**Task directions**.
The result should be an exact copy of only the lines from the one holding "Convert this screenshot" through the last line of the data below, please, without pictures.

▶

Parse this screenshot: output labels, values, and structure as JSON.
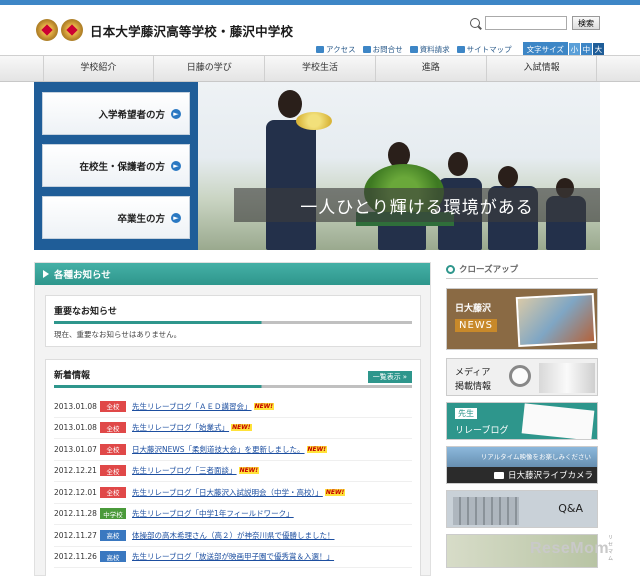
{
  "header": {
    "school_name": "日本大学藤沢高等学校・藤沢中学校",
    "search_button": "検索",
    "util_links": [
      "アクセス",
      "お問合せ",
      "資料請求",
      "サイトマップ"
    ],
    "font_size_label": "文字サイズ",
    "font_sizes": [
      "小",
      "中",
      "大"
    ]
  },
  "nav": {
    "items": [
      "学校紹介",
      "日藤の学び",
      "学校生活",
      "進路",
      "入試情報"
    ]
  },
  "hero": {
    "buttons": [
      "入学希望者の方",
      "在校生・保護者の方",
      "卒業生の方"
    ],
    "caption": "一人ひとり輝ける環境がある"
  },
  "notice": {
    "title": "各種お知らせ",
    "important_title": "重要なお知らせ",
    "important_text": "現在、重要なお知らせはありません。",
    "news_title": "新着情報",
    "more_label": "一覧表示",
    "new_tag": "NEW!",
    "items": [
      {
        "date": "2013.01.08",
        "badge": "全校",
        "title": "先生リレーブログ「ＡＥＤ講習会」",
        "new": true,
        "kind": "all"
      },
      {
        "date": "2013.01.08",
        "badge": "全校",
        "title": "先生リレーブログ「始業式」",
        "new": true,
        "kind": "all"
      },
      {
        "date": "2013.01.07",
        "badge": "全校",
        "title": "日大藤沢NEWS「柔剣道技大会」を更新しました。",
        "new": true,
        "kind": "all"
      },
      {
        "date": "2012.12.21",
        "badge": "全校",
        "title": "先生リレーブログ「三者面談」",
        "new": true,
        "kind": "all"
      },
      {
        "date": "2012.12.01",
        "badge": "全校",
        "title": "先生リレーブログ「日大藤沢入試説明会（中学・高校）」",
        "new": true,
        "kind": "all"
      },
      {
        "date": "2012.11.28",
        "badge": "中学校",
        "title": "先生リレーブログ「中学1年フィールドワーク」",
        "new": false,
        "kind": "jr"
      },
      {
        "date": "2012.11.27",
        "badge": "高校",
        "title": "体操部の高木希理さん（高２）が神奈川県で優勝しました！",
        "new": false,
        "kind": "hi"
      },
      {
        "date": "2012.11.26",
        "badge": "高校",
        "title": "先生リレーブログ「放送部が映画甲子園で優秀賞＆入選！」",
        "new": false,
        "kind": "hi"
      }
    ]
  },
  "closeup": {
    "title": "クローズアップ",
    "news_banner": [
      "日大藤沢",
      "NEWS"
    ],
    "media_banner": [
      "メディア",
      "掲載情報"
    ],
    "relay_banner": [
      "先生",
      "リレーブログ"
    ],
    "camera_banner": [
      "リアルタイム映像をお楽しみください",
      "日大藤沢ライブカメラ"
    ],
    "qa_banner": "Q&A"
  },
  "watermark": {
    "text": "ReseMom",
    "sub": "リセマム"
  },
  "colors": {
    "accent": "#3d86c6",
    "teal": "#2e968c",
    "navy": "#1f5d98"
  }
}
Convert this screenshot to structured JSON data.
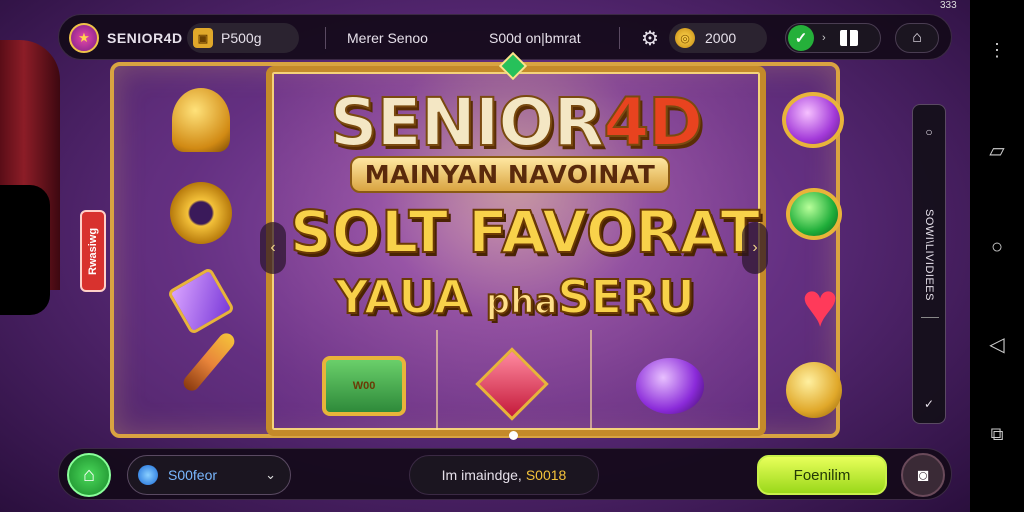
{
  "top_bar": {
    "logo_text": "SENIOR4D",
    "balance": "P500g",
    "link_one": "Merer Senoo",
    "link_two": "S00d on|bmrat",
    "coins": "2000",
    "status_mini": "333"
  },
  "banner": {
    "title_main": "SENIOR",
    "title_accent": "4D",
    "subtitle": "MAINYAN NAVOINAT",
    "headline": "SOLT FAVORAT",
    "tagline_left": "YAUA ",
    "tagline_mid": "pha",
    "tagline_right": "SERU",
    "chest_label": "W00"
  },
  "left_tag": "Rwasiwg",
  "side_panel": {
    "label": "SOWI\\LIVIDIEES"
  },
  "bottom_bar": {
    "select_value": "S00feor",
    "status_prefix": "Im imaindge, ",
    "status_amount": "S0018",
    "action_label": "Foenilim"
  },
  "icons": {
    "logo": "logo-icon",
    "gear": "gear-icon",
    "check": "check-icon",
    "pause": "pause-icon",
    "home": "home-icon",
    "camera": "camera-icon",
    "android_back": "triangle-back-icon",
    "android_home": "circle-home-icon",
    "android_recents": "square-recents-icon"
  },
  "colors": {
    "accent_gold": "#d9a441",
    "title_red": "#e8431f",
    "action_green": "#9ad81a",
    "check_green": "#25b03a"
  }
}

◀

**The answer**.
Convert this screenshot to structured JSON data.
{
  "top_bar": {
    "logo_text": "SENIOR4D",
    "balance": "P500g",
    "link_one": "Merer Senoo",
    "link_two": "S00d on|bmrat",
    "coins": "2000",
    "status_mini": "333"
  },
  "banner": {
    "title_main": "SENIOR",
    "title_accent": "4D",
    "subtitle": "MAINYAN NAVOINAT",
    "headline": "SOLT FAVORAT",
    "tagline_left": "YAUA ",
    "tagline_mid": "pha",
    "tagline_right": "SERU",
    "chest_label": "W00"
  },
  "left_tag": "Rwasiwg",
  "side_panel": {
    "label": "SOWI\\LIVIDIEES"
  },
  "bottom_bar": {
    "select_value": "S00feor",
    "status_prefix": "Im imaindge, ",
    "status_amount": "S0018",
    "action_label": "Foenilim"
  },
  "icons": {
    "logo": "logo-icon",
    "gear": "gear-icon",
    "check": "check-icon",
    "pause": "pause-icon",
    "home": "home-icon",
    "camera": "camera-icon",
    "android_back": "triangle-back-icon",
    "android_home": "circle-home-icon",
    "android_recents": "square-recents-icon"
  },
  "colors": {
    "accent_gold": "#d9a441",
    "title_red": "#e8431f",
    "action_green": "#9ad81a",
    "check_green": "#25b03a"
  }
}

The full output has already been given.